Lilian and her sister, Maimy, boarded a bus in the highlands of Guatemala early one morning, filled with eager anticipation for what the day would bring.

They peered out the windows, watching the golden rays of dawn rise above the lush green countryside. They rarely got to enjoy such scenery, so they didn’t mind the bumpy, four-hour bus ride down a winding, rocky, mountain road.

Their destination: Hilario Galindo Hospital.

Lilian is 34 and barely weighs 60 pounds. She contracted polio when she was 7 years old and lost all sensation from the waist down, leaving her incontinent and without mobility.

She hated being stuck at home, where she would spend her days lying in bed or sitting on a small, uncomfortable plastic chair.
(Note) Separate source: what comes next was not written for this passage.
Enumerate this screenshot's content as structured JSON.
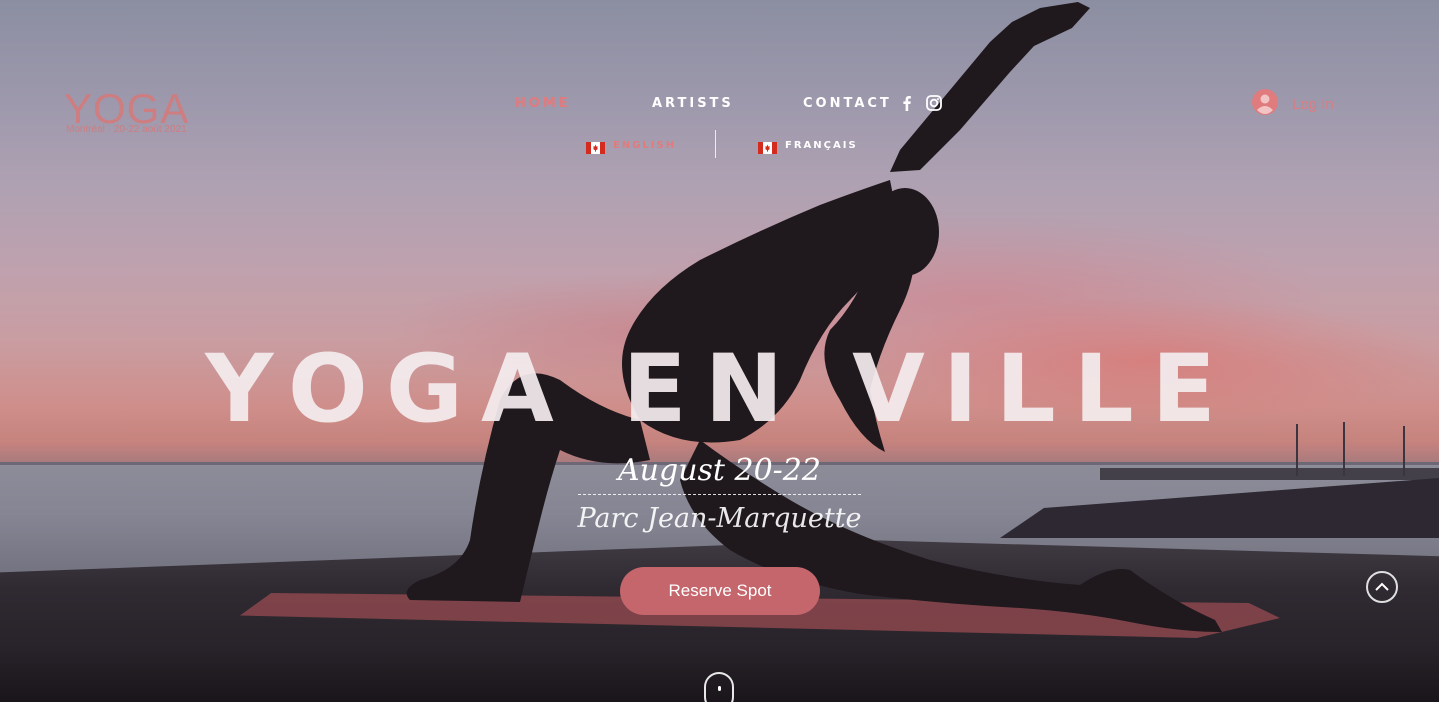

She would sometimes develop pressure sores because of this.

When Lilian and Maimy arrived at the hospital, a team of physical therapists began to fit her for a wheelchair, taking measurements and preparing the right seat size to ensure her safety and comfort. They also fitted a wheelchair to Maimy, who, like her sister, cannot feel or move her lower body. Maimy has also lived with a disability for most of her life.

As Lilian and Maimy settled into their new wheelchairs, the therapists asked them what they thought of these free gifts.

Lilian’s smile said it all.

Lilian (l) and Maimy (r) have always been close. Now, they can continue to do things together—like explore the world beyond the confines of their home.

There are others like Lilian and Maimy, waiting with eager anticipation for the gift of mobility—and with it, the gifts of freedom, independence, and renewed hope.

Would you consider giving that gift to someone today?



Don Schoendorfer